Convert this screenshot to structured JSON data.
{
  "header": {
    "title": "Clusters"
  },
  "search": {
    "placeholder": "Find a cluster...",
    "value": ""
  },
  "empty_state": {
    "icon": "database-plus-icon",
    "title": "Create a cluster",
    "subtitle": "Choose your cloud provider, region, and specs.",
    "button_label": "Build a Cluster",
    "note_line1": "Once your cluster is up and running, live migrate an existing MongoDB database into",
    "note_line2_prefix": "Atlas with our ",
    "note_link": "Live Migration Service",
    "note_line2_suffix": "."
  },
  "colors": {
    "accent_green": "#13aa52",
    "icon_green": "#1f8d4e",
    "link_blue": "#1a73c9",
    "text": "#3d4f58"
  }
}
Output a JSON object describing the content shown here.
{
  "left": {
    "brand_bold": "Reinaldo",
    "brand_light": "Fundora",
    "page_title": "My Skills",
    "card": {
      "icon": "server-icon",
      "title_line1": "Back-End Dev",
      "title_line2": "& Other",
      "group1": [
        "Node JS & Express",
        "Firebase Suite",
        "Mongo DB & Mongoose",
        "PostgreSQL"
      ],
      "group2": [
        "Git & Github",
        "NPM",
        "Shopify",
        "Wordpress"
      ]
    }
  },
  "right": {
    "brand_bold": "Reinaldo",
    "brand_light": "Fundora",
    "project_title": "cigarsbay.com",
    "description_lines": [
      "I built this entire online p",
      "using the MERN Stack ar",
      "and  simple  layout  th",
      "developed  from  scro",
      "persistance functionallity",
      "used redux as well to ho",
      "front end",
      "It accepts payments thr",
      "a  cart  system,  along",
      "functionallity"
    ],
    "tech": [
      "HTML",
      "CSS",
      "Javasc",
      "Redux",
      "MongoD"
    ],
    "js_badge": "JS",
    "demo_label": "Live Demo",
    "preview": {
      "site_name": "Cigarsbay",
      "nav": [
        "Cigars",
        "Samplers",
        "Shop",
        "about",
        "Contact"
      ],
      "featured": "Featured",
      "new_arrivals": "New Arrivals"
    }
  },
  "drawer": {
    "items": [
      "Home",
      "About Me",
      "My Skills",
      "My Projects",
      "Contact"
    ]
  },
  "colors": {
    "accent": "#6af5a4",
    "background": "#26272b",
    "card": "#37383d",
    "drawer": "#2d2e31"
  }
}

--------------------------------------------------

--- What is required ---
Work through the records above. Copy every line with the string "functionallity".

--- Result of the exercise ---
      "persistance functionallity",
      "functionallity"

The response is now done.